The pre-buying in March and the recall of Metformin extended-release (ER) tablets in the US market due to the presence of a probable cancer causing impurity, N-Nitrosodimethylamine (NDMA) also affected revenues.

Revenues in Q1FY21 dropped 9.1 percent on a year-on-year (Y-o-Y) basis to Rs 3,528 crore. The company posted a net profit of Rs 106.9 crore during Q1FY21, a drop of 60 percent on a Y-o-Y basis. The earnings before interest, tax, depreciation and amortization (EBITDA) margins dropped 530 basis points Y-o-Y 14.7 percent to Rs 5,085 crore.

Regulatory update

Gupta said the company is expecting the US Food and Drug Administration’s (USFDA) inspection of the company’s Somerset facility in New Jersey in a couple of months.

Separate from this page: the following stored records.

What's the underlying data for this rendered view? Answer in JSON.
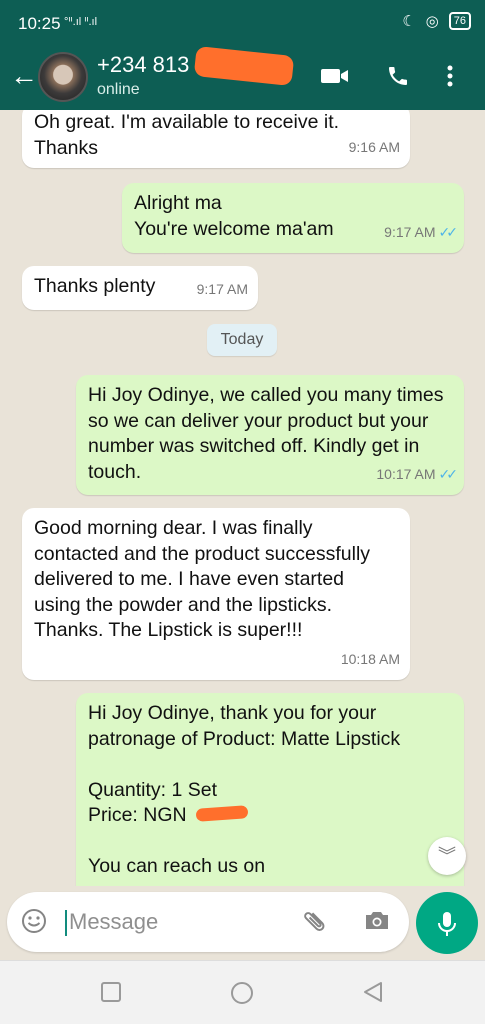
{
  "status_bar": {
    "time": "10:25",
    "signal": "°ᐦ.ıl ᐦ.ıl",
    "battery": "76"
  },
  "header": {
    "contact_name": "+234 813",
    "contact_status": "online",
    "icons": [
      "back-arrow-icon",
      "avatar",
      "video-call-icon",
      "voice-call-icon",
      "more-options-icon"
    ]
  },
  "messages": [
    {
      "direction": "in",
      "text": "Oh great. I'm available to receive it. Thanks",
      "time": "9:16 AM"
    },
    {
      "direction": "out",
      "text": "Alright ma\nYou're welcome ma'am",
      "time": "9:17 AM",
      "read": true
    },
    {
      "direction": "in",
      "text": "Thanks plenty",
      "time": "9:17 AM"
    },
    {
      "direction": "out",
      "text": "Hi Joy Odinye, we called you many times so we can deliver your product but your number was switched off. Kindly get in touch.",
      "time": "10:17 AM",
      "read": true
    },
    {
      "direction": "in",
      "text": "Good morning dear. I was finally contacted and the product successfully delivered to me. I have even started using the powder and the lipsticks. Thanks. The Lipstick is super!!!",
      "time": "10:18 AM"
    },
    {
      "direction": "out",
      "text": "Hi Joy Odinye, thank you for your patronage of Product: Matte Lipstick\n\nQuantity: 1 Set\nPrice: NGN\n\nYou can reach us on"
    }
  ],
  "day_divider": "Today",
  "composer": {
    "placeholder": "Message"
  },
  "colors": {
    "header": "#0d5e54",
    "incoming": "#ffffff",
    "outgoing": "#dcf8c6",
    "background": "#e9e3d8",
    "accent": "#00a884",
    "read_ticks": "#4fb4e8"
  }
}
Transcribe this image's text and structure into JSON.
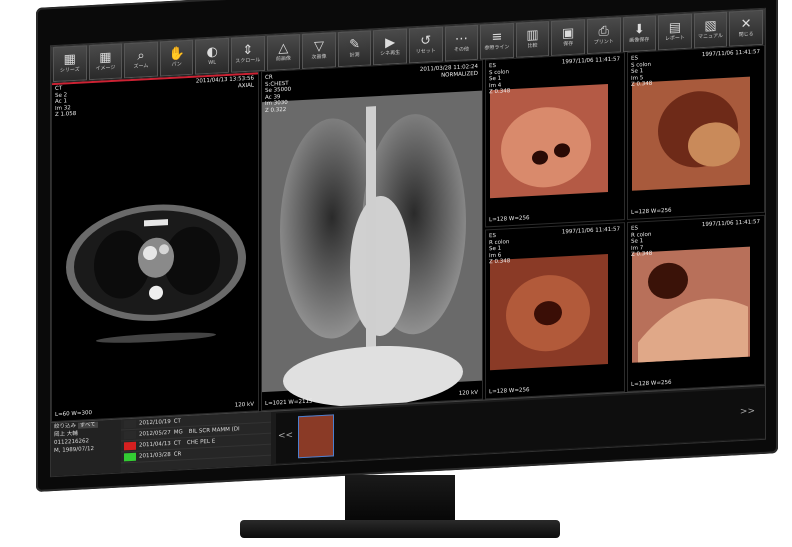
{
  "toolbar": {
    "items": [
      {
        "label": "シリーズ",
        "icon": "grid-icon"
      },
      {
        "label": "イメージ",
        "icon": "grid-icon"
      },
      {
        "label": "ズーム",
        "icon": "zoom-icon"
      },
      {
        "label": "パン",
        "icon": "hand-icon"
      },
      {
        "label": "WL",
        "icon": "contrast-icon"
      },
      {
        "label": "スクロール",
        "icon": "scroll-icon"
      },
      {
        "label": "前画像",
        "icon": "triangle-up-icon"
      },
      {
        "label": "次画像",
        "icon": "triangle-down-icon"
      },
      {
        "label": "計測",
        "icon": "ruler-icon"
      },
      {
        "label": "シネ再生",
        "icon": "play-icon"
      },
      {
        "label": "リセット",
        "icon": "reset-icon"
      },
      {
        "label": "その他",
        "icon": "more-icon"
      },
      {
        "label": "参照ライン",
        "icon": "lines-icon"
      },
      {
        "label": "比較",
        "icon": "compare-icon"
      },
      {
        "label": "保存",
        "icon": "save-icon"
      },
      {
        "label": "プリント",
        "icon": "print-icon"
      },
      {
        "label": "画像保存",
        "icon": "download-icon"
      },
      {
        "label": "レポート",
        "icon": "report-icon"
      },
      {
        "label": "マニュアル",
        "icon": "manual-icon"
      },
      {
        "label": "閉じる",
        "icon": "close-icon"
      }
    ]
  },
  "panes": {
    "ct": {
      "date": "2011/04/13 13:53:56",
      "orient": "AXIAL",
      "lines": "CT\nSe 2\nAc 1\nIm 32\nZ 1.058",
      "wl": "L=60 W=300",
      "kv": "120 kV"
    },
    "xray": {
      "date": "2011/03/28 11:02:24",
      "orient": "NORMALIZED",
      "lines": "CR\nS:CHEST\nSe 35000\nAc 39\nIm 3030\nZ 0.322",
      "wl": "L=1021 W=2115",
      "kv": "120 kV"
    },
    "endo": [
      {
        "date": "1997/11/06 11:41:57",
        "lines": "ES\nS colon\nSe 1\nIm 4\nZ 0.348",
        "wl": "L=128 W=256"
      },
      {
        "date": "1997/11/06 11:41:57",
        "lines": "ES\nS colon\nSe 1\nIm 5\nZ 0.348",
        "wl": "L=128 W=256"
      },
      {
        "date": "1997/11/06 11:41:57",
        "lines": "ES\nR colon\nSe 1\nIm 6\nZ 0.348",
        "wl": "L=128 W=256"
      },
      {
        "date": "1997/11/06 11:41:57",
        "lines": "ES\nR colon\nSe 1\nIm 7\nZ 0.348",
        "wl": "L=128 W=256"
      }
    ]
  },
  "patient": {
    "filter_label": "絞り込み",
    "filter_value": "すべて",
    "name": "岡上 大輔",
    "id": "0112216262",
    "sex_dob": "M, 1989/07/12"
  },
  "studies": [
    {
      "date": "2012/10/19",
      "mod": "CT",
      "desc": "",
      "color": "#2a2a2a"
    },
    {
      "date": "2012/05/27",
      "mod": "MG",
      "desc": "BIL SCR MAMM (DI",
      "color": "#2a2a2a"
    },
    {
      "date": "2011/04/13",
      "mod": "CT",
      "desc": "CHE PEL E",
      "color": "#d62020"
    },
    {
      "date": "2011/03/28",
      "mod": "CR",
      "desc": "",
      "color": "#33cc33"
    }
  ],
  "thumb_nav": {
    "prev": "<<",
    "next": ">>"
  }
}
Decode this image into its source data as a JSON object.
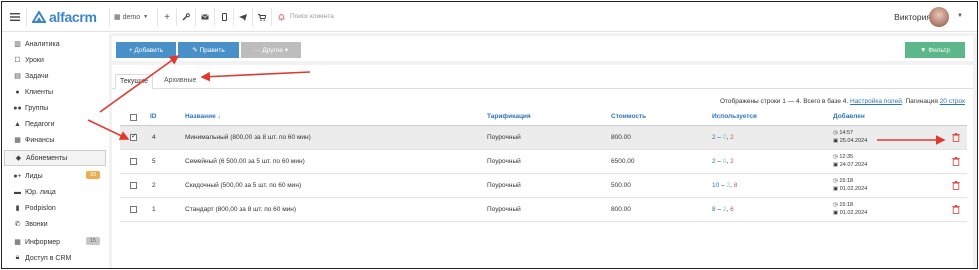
{
  "topbar": {
    "menu_icon": "hamburger-icon",
    "brand": "alfacrm",
    "branch": "demo",
    "search_placeholder": "Поиск клиента",
    "user_name": "Виктория"
  },
  "sidebar": {
    "items": [
      {
        "label": "Аналитика",
        "icon": "analytics-icon"
      },
      {
        "label": "Уроки",
        "icon": "calendar-icon"
      },
      {
        "label": "Задачи",
        "icon": "tasks-icon"
      },
      {
        "label": "Клиенты",
        "icon": "user-icon"
      },
      {
        "label": "Группы",
        "icon": "group-icon"
      },
      {
        "label": "Педагоги",
        "icon": "graduation-cap-icon"
      },
      {
        "label": "Финансы",
        "icon": "finance-icon"
      },
      {
        "label": "Абонементы",
        "icon": "tag-icon"
      },
      {
        "label": "Лиды",
        "icon": "leads-icon",
        "badge": "33",
        "badge_color": "#f0ad4e"
      },
      {
        "label": "Юр. лица",
        "icon": "briefcase-icon"
      },
      {
        "label": "Podpislon",
        "icon": "document-icon"
      },
      {
        "label": "Звонки",
        "icon": "phone-icon"
      },
      {
        "label": "Информер",
        "icon": "informer-icon",
        "badge": "15",
        "badge_color": "#bdbdbd"
      },
      {
        "label": "Доступ в CRM",
        "icon": "lock-icon"
      }
    ]
  },
  "toolbar": {
    "add_label": "+ Добавить",
    "edit_label": "✎ Править",
    "other_label": "··· Другое ▾",
    "filter_label": "▼ Фильтр"
  },
  "tabs": {
    "current": "Текущие",
    "archived": "Архивные"
  },
  "pager": {
    "info": "Отображены строки 1 — 4. Всего в базе 4.",
    "settings_link": "Настройка полей",
    "pagination_label": "Пагинация",
    "pagination_link": "20 строк"
  },
  "table": {
    "headers": {
      "id": "ID",
      "name": "Название ↓",
      "tariff": "Тарификация",
      "cost": "Стоимость",
      "used": "Используется",
      "added": "Добавлен"
    },
    "rows": [
      {
        "id": "4",
        "name": "Минимальный (800,00 за 8 шт. по 60 мин)",
        "tariff": "Поурочный",
        "cost": "800.00",
        "used_a": "2",
        "used_b": "0",
        "used_c": "2",
        "time": "14:57",
        "date": "25.04.2024",
        "checked": true
      },
      {
        "id": "5",
        "name": "Семейный (6 500,00 за 5 шт. по 60 мин)",
        "tariff": "Поурочный",
        "cost": "6500.00",
        "used_a": "2",
        "used_b": "0",
        "used_c": "2",
        "time": "12:35",
        "date": "24.07.2024",
        "checked": false
      },
      {
        "id": "2",
        "name": "Скидочный (500,00 за 5 шт. по 60 мин)",
        "tariff": "Поурочный",
        "cost": "500.00",
        "used_a": "10",
        "used_b": "2",
        "used_c": "8",
        "time": "15:18",
        "date": "01.02.2024",
        "checked": false
      },
      {
        "id": "1",
        "name": "Стандарт (800,00 за 8 шт. по 60 мин)",
        "tariff": "Поурочный",
        "cost": "800.00",
        "used_a": "8",
        "used_b": "2",
        "used_c": "6",
        "time": "15:18",
        "date": "01.02.2024",
        "checked": false
      }
    ]
  },
  "colors": {
    "primary": "#4a90c8",
    "success": "#5cb88a",
    "disabled": "#bdbdbd",
    "danger": "#d9534f",
    "annotation": "#e03a2f"
  }
}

“Due to COVID-19, the USFDA has not been travelling for inspections. They have announced that at the end of July, they will start on-site inspections in the US. So we have offered Somerset for inspection and expect it to happen in the next couple of months," Gupta said.

Five manufacturing plants, including four in India, are under USFDA scanner.

They include Indore Unit-2 (which makes oral solid and ophthalmic formulations), Goa (oral solids), Mandideep Unit-1 (cephlosporins), Somerset (oral, derma and controlled substances), and active pharmaceutical ingredient (API) manufacturing site in Tarapur, Maharashtra.

All five have been classified as Official Action Indicated (OAI) by the USFDA. The warning letters and OAI bar them from getting new approvals.

There is some uncertainty around the inspection of Indian facilities as the USFDA is focusing on inspections related to COVID-19 vaccines and products now, Gupta said.

“We’re still trying to get clarity from the agency. We have made tremendous progress on (the resolution of) the Goa and the Pithampur units. In fact, in the last couple of months, we had a successful inspection of the Pithampur unit by the UK drug regulator MHRA," Gupta said.

A positive outcome of the Somerset inspection will allow us to participate in government business, Gupta added.

The Somerset facility manufactures controlled substances, and products related to dermatology, women’s health and other niche therapeutic areas.

Viswanath Pilla
Viswanath Pilla is a business journalist with 14 years of reporting experience. Based in Mumbai, Pilla covers pharma, healthcare and infrastructure sectors for Moneycontrol.
first published: Aug 10, 2020 09:03 pm